“I haven’t heard anyone mention that title in forty years.”
I wondered if the clerk’s mom had kept a copy hidden in her nightstand as mine did back in the mid-1950s when this bombshell book came out. Maybe she too snuck a look for the dirty parts.
The clerk didn’t find the book, which I ordered later from Amazon. She was polite and never asked why the hell I would want such a thing. You know, being a middle-aged man and all. I’m not sure I had an answer on the ready. I guess I could say that the book stands in time as a period piece and as a breakthrough in women’s freedom to express, and so forth. Or I could have said I’m interested in all fiction and for some reason I’m in the mood to read some soapy pulpy stuff. Presented in an accomplished novelistic way, of course. Yeah. I wanted to see how the best of breed managed it.
Keeping up with the cast of characters made it a slow read at first. The writing is solid and unpretentious, functional. I never found it sappy like a lot of that era’s fiction. Even so, the episodes tend to stretch the obvious and telegraph themselves. I began to skim in the last one-third. The characters perpetrate about every human foible you can think of. The dirty parts are far from dirty anymore; they have a quaint memorableness to them.

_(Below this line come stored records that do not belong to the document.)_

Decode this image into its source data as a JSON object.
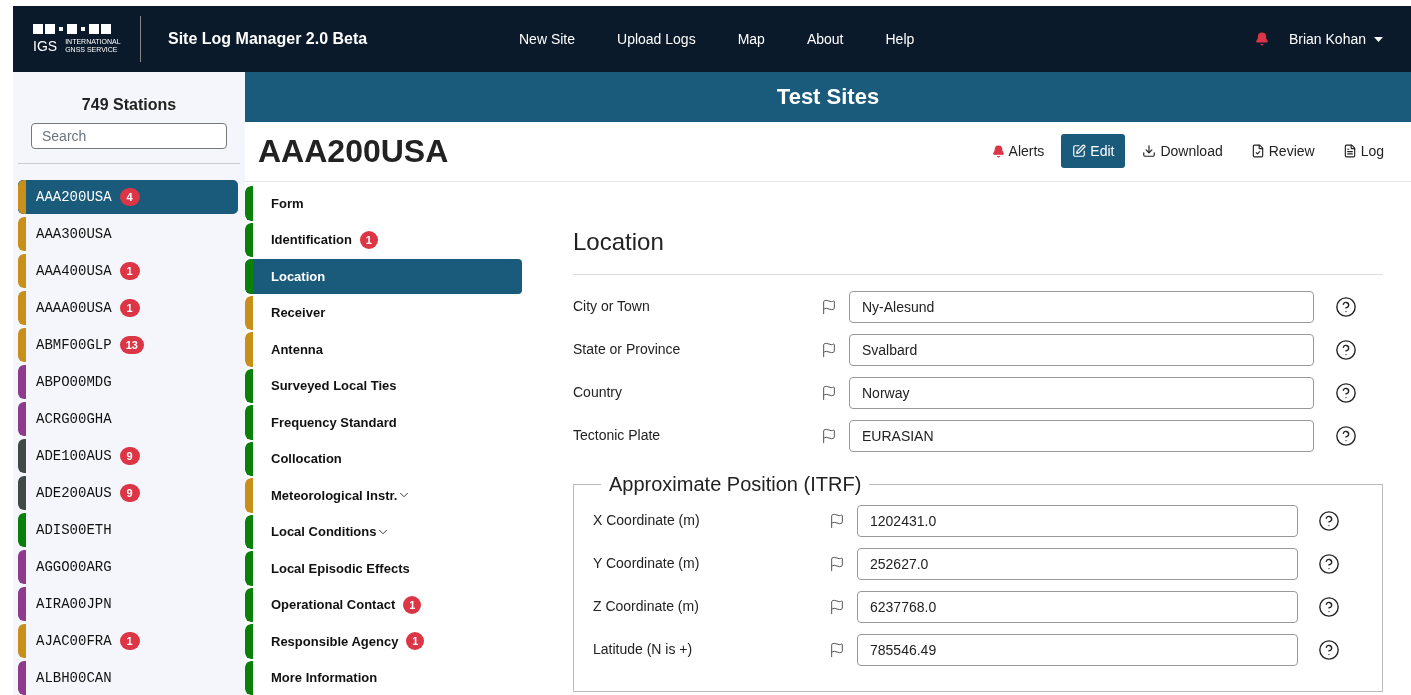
{
  "header": {
    "logo": {
      "acronym": "IGS",
      "line_1": "INTERNATIONAL",
      "line_2": "GNSS SERVICE"
    },
    "title": "Site Log Manager 2.0 Beta",
    "nav": [
      "New Site",
      "Upload Logs",
      "Map",
      "About",
      "Help"
    ],
    "user": "Brian Kohan"
  },
  "sidebar": {
    "count": "749 Stations",
    "search": {
      "placeholder": "Search"
    },
    "stations": [
      {
        "name": "AAA200USA",
        "badge": "4",
        "color": "#c8901a",
        "selected": true
      },
      {
        "name": "AAA300USA",
        "color": "#c8901a",
        "selected": false
      },
      {
        "name": "AAA400USA",
        "badge": "1",
        "color": "#c8901a",
        "selected": false
      },
      {
        "name": "AAAA00USA",
        "badge": "1",
        "color": "#c8901a",
        "selected": false
      },
      {
        "name": "ABMF00GLP",
        "badge": "13",
        "color": "#c8901a",
        "selected": false
      },
      {
        "name": "ABPO00MDG",
        "color": "#8e3b8e",
        "selected": false
      },
      {
        "name": "ACRG00GHA",
        "color": "#8e3b8e",
        "selected": false
      },
      {
        "name": "ADE100AUS",
        "badge": "9",
        "color": "#404848",
        "selected": false
      },
      {
        "name": "ADE200AUS",
        "badge": "9",
        "color": "#404848",
        "selected": false
      },
      {
        "name": "ADIS00ETH",
        "color": "#0a7f0a",
        "selected": false
      },
      {
        "name": "AGGO00ARG",
        "color": "#8e3b8e",
        "selected": false
      },
      {
        "name": "AIRA00JPN",
        "color": "#8e3b8e",
        "selected": false
      },
      {
        "name": "AJAC00FRA",
        "badge": "1",
        "color": "#c8901a",
        "selected": false
      },
      {
        "name": "ALBH00CAN",
        "color": "#8e3b8e",
        "selected": false
      }
    ]
  },
  "banner": "Test Sites",
  "site": {
    "name": "AAA200USA",
    "actions": [
      {
        "kind": "alerts",
        "label": "Alerts",
        "selected": false
      },
      {
        "kind": "edit",
        "label": "Edit",
        "selected": true
      },
      {
        "kind": "download",
        "label": "Download",
        "selected": false
      },
      {
        "kind": "review",
        "label": "Review",
        "selected": false
      },
      {
        "kind": "log",
        "label": "Log",
        "selected": false
      }
    ]
  },
  "sections": [
    {
      "label": "Form",
      "color": "#0a7f0a",
      "selected": false,
      "expandable": false
    },
    {
      "label": "Identification",
      "badge": "1",
      "color": "#0a7f0a",
      "selected": false,
      "expandable": false
    },
    {
      "label": "Location",
      "color": "#0a7f0a",
      "selected": true,
      "expandable": false
    },
    {
      "label": "Receiver",
      "color": "#c8901a",
      "selected": false,
      "expandable": false
    },
    {
      "label": "Antenna",
      "color": "#c8901a",
      "selected": false,
      "expandable": false
    },
    {
      "label": "Surveyed Local Ties",
      "color": "#0a7f0a",
      "selected": false,
      "expandable": false
    },
    {
      "label": "Frequency Standard",
      "color": "#0a7f0a",
      "selected": false,
      "expandable": false
    },
    {
      "label": "Collocation",
      "color": "#0a7f0a",
      "selected": false,
      "expandable": false
    },
    {
      "label": "Meteorological Instr.",
      "color": "#c8901a",
      "selected": false,
      "expandable": true
    },
    {
      "label": "Local Conditions",
      "color": "#0a7f0a",
      "selected": false,
      "expandable": true
    },
    {
      "label": "Local Episodic Effects",
      "color": "#0a7f0a",
      "selected": false,
      "expandable": false
    },
    {
      "label": "Operational Contact",
      "badge": "1",
      "color": "#0a7f0a",
      "selected": false,
      "expandable": false
    },
    {
      "label": "Responsible Agency",
      "badge": "1",
      "color": "#0a7f0a",
      "selected": false,
      "expandable": false
    },
    {
      "label": "More Information",
      "color": "#0a7f0a",
      "selected": false,
      "expandable": false
    }
  ],
  "form": {
    "title": "Location",
    "fields": [
      {
        "label": "City or Town",
        "value": "Ny-Alesund"
      },
      {
        "label": "State or Province",
        "value": "Svalbard"
      },
      {
        "label": "Country",
        "value": "Norway"
      },
      {
        "label": "Tectonic Plate",
        "value": "EURASIAN"
      }
    ],
    "group": {
      "legend": "Approximate Position (ITRF)",
      "fields": [
        {
          "label": "X Coordinate (m)",
          "value": "1202431.0"
        },
        {
          "label": "Y Coordinate (m)",
          "value": "252627.0"
        },
        {
          "label": "Z Coordinate (m)",
          "value": "6237768.0"
        },
        {
          "label": "Latitude (N is +)",
          "value": "785546.49"
        }
      ]
    }
  }
}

The author believed in her novel enough to risk becoming a pariah and eventually she ruined her liver over it. I defer to the more conscientiously written reviews out there and especially to the Vanity Fair piece on Grace Metalious, a pretty interesting read.